Data =>
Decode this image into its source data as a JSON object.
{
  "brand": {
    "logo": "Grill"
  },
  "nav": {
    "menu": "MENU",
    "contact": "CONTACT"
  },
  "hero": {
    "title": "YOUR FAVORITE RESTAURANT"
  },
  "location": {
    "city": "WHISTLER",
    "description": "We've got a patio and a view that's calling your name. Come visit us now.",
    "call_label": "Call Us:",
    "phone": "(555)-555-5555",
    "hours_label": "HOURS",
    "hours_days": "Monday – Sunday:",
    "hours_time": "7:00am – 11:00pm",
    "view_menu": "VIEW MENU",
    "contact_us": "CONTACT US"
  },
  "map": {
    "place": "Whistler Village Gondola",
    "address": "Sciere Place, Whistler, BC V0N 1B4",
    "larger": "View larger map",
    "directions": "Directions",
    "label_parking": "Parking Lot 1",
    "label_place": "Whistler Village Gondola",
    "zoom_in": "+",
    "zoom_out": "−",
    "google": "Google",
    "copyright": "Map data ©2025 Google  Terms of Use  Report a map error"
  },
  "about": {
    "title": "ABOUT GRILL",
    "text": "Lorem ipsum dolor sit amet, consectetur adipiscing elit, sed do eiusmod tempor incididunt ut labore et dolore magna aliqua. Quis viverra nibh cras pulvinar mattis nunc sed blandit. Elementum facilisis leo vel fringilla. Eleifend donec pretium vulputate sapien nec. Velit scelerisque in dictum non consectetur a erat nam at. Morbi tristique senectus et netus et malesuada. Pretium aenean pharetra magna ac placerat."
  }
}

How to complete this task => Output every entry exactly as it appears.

Response for this exercise =>
Decode this image into its source data as a JSON object.
{
  "brand": {
    "logo": "Grill"
  },
  "nav": {
    "menu": "MENU",
    "contact": "CONTACT"
  },
  "hero": {
    "title": "YOUR FAVORITE RESTAURANT"
  },
  "location": {
    "city": "WHISTLER",
    "description": "We've got a patio and a view that's calling your name. Come visit us now.",
    "call_label": "Call Us:",
    "phone": "(555)-555-5555",
    "hours_label": "HOURS",
    "hours_days": "Monday – Sunday:",
    "hours_time": "7:00am – 11:00pm",
    "view_menu": "VIEW MENU",
    "contact_us": "CONTACT US"
  },
  "map": {
    "place": "Whistler Village Gondola",
    "address": "Sciere Place, Whistler, BC V0N 1B4",
    "larger": "View larger map",
    "directions": "Directions",
    "label_parking": "Parking Lot 1",
    "label_place": "Whistler Village Gondola",
    "zoom_in": "+",
    "zoom_out": "−",
    "google": "Google",
    "copyright": "Map data ©2025 Google  Terms of Use  Report a map error"
  },
  "about": {
    "title": "ABOUT GRILL",
    "text": "Lorem ipsum dolor sit amet, consectetur adipiscing elit, sed do eiusmod tempor incididunt ut labore et dolore magna aliqua. Quis viverra nibh cras pulvinar mattis nunc sed blandit. Elementum facilisis leo vel fringilla. Eleifend donec pretium vulputate sapien nec. Velit scelerisque in dictum non consectetur a erat nam at. Morbi tristique senectus et netus et malesuada. Pretium aenean pharetra magna ac placerat."
  }
}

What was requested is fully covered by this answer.